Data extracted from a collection
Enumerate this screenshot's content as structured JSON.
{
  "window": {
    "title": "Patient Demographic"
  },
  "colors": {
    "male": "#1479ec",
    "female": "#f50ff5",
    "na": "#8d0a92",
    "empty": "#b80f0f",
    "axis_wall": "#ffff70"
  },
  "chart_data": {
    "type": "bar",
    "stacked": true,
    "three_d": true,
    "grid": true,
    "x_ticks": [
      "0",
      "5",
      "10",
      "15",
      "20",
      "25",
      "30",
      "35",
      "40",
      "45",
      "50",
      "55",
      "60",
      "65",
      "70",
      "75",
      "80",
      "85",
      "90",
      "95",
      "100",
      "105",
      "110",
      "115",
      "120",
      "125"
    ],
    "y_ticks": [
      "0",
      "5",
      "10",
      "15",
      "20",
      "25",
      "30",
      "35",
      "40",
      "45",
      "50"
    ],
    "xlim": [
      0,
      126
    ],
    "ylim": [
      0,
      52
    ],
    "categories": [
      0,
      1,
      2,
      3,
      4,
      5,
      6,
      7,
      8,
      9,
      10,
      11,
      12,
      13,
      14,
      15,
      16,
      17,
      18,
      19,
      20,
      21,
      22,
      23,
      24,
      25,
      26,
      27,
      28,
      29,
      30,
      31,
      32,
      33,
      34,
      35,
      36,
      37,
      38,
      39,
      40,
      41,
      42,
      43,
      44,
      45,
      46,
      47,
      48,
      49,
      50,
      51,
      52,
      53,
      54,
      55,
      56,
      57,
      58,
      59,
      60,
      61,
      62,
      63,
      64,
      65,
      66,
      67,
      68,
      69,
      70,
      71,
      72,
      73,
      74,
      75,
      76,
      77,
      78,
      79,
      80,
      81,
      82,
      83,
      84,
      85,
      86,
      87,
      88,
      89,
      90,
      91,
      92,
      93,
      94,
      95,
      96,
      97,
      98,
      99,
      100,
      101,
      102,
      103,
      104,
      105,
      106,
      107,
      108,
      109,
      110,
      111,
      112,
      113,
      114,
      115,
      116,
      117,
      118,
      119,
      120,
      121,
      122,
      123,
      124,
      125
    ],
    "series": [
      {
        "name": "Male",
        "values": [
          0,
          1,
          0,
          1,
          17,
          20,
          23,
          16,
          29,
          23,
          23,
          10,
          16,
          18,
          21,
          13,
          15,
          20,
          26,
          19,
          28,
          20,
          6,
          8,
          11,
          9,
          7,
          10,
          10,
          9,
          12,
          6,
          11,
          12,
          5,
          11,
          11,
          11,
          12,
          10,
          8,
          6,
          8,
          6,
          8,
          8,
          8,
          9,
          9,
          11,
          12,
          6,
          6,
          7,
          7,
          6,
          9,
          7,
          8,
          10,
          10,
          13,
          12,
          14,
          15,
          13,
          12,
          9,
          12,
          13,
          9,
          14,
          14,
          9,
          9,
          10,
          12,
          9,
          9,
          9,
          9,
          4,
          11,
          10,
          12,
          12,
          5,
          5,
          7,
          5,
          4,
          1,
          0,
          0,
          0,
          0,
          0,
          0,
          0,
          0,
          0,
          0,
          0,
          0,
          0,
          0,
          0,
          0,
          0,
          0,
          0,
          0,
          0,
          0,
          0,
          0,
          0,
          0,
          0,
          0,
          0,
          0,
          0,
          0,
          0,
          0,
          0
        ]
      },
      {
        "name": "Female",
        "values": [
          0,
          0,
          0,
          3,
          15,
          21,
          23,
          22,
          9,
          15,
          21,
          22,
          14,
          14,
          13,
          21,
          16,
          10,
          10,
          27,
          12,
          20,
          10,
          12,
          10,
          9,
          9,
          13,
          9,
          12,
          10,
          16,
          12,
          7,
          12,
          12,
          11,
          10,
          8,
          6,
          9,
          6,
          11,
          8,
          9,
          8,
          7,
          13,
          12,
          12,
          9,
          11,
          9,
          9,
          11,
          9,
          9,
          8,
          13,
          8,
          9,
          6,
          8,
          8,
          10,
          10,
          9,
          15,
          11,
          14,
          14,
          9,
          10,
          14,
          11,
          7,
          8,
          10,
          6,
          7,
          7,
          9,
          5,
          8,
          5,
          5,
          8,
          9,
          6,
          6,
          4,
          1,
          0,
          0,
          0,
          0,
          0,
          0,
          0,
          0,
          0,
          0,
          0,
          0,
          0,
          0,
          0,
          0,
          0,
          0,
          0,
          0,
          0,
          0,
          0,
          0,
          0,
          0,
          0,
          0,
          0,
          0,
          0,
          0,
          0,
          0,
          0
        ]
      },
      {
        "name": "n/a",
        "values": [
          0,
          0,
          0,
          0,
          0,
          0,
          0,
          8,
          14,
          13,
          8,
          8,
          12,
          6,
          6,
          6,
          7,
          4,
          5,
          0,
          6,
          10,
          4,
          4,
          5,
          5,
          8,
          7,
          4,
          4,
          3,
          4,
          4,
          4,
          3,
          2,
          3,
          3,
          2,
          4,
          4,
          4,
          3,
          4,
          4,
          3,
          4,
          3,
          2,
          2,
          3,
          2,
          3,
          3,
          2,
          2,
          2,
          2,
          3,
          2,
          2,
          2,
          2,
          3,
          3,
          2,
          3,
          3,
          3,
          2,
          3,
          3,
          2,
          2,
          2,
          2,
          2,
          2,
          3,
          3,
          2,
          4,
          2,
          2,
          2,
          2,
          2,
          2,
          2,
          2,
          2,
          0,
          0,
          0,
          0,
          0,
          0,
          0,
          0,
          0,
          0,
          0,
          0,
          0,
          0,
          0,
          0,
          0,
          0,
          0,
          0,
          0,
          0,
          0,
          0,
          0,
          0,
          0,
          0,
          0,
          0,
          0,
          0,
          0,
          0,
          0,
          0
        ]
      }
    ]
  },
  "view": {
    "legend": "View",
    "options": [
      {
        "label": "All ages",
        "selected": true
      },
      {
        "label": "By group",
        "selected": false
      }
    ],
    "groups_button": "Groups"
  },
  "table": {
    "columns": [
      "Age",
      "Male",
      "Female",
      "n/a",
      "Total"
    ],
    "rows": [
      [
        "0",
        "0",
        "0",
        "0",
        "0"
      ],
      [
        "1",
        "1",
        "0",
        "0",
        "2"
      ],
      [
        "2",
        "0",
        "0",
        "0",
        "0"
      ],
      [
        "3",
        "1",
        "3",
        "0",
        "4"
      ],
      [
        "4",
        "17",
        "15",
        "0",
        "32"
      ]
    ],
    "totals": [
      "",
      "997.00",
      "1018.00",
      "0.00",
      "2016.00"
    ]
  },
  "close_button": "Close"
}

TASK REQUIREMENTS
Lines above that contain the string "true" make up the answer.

FINISHED EXERCISE
    "stacked": true,
    "three_d": true,
    "grid": true,
        "selected": true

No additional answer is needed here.